TASK REQUIREMENTS: The goal is a clean copy of all the data below, with pictures dropped and everything else retyped exactly.

THE RECORDS:
== Segment start ==
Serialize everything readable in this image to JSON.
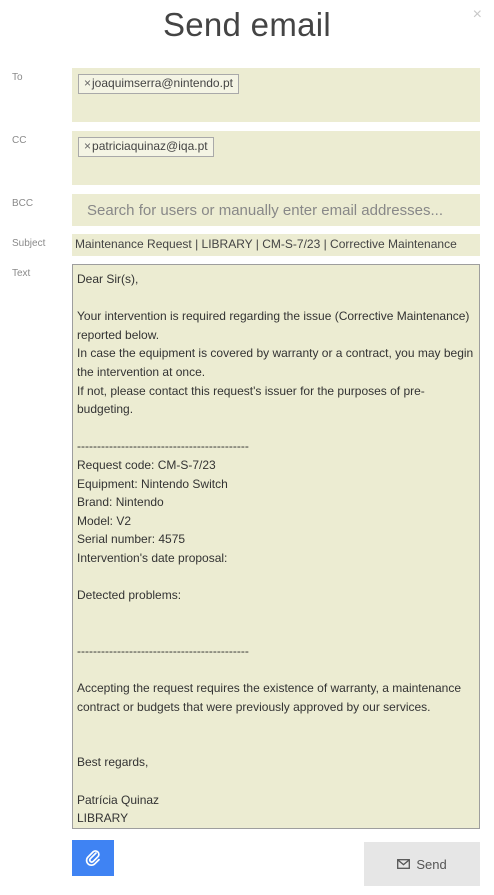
{
  "dialog": {
    "title": "Send email",
    "close_glyph": "×"
  },
  "labels": {
    "to": "To",
    "cc": "CC",
    "bcc": "BCC",
    "subject": "Subject",
    "text": "Text"
  },
  "to": {
    "chips": [
      {
        "remove_glyph": "×",
        "email": "joaquimserra@nintendo.pt"
      }
    ]
  },
  "cc": {
    "chips": [
      {
        "remove_glyph": "×",
        "email": "patriciaquinaz@iqa.pt"
      }
    ]
  },
  "bcc": {
    "placeholder": "Search for users or manually enter email addresses...",
    "value": ""
  },
  "subject": {
    "value": "Maintenance Request | LIBRARY | CM-S-7/23 | Corrective Maintenance"
  },
  "body": {
    "text": "Dear Sir(s),\n\nYour intervention is required regarding the issue (Corrective Maintenance) reported below.\nIn case the equipment is covered by warranty or a contract, you may begin the intervention at once.\nIf not, please contact this request's issuer for the purposes of pre-budgeting.\n\n-------------------------------------------\nRequest code: CM-S-7/23\nEquipment: Nintendo Switch\nBrand: Nintendo\nModel: V2\nSerial number: 4575\nIntervention's date proposal:\n\nDetected problems:\n\n\n-------------------------------------------\n\nAccepting the request requires the existence of warranty, a maintenance contract or budgets that were previously approved by our services.\n\n\nBest regards,\n\nPatrícia Quinaz\nLIBRARY"
  },
  "actions": {
    "attach_icon": "paperclip-icon",
    "send_icon": "envelope-icon",
    "send_label": "Send"
  },
  "colors": {
    "field_bg": "#ececd2",
    "attach_button": "#3f83f3",
    "send_button": "#e6e6e6"
  }
}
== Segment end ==
SOLUTION:
Serialize everything readable in this image to JSON.
{
  "dialog": {
    "title": "Send email",
    "close_glyph": "×"
  },
  "labels": {
    "to": "To",
    "cc": "CC",
    "bcc": "BCC",
    "subject": "Subject",
    "text": "Text"
  },
  "to": {
    "chips": [
      {
        "remove_glyph": "×",
        "email": "joaquimserra@nintendo.pt"
      }
    ]
  },
  "cc": {
    "chips": [
      {
        "remove_glyph": "×",
        "email": "patriciaquinaz@iqa.pt"
      }
    ]
  },
  "bcc": {
    "placeholder": "Search for users or manually enter email addresses...",
    "value": ""
  },
  "subject": {
    "value": "Maintenance Request | LIBRARY | CM-S-7/23 | Corrective Maintenance"
  },
  "body": {
    "text": "Dear Sir(s),\n\nYour intervention is required regarding the issue (Corrective Maintenance) reported below.\nIn case the equipment is covered by warranty or a contract, you may begin the intervention at once.\nIf not, please contact this request's issuer for the purposes of pre-budgeting.\n\n-------------------------------------------\nRequest code: CM-S-7/23\nEquipment: Nintendo Switch\nBrand: Nintendo\nModel: V2\nSerial number: 4575\nIntervention's date proposal:\n\nDetected problems:\n\n\n-------------------------------------------\n\nAccepting the request requires the existence of warranty, a maintenance contract or budgets that were previously approved by our services.\n\n\nBest regards,\n\nPatrícia Quinaz\nLIBRARY"
  },
  "actions": {
    "attach_icon": "paperclip-icon",
    "send_icon": "envelope-icon",
    "send_label": "Send"
  },
  "colors": {
    "field_bg": "#ececd2",
    "attach_button": "#3f83f3",
    "send_button": "#e6e6e6"
  }
}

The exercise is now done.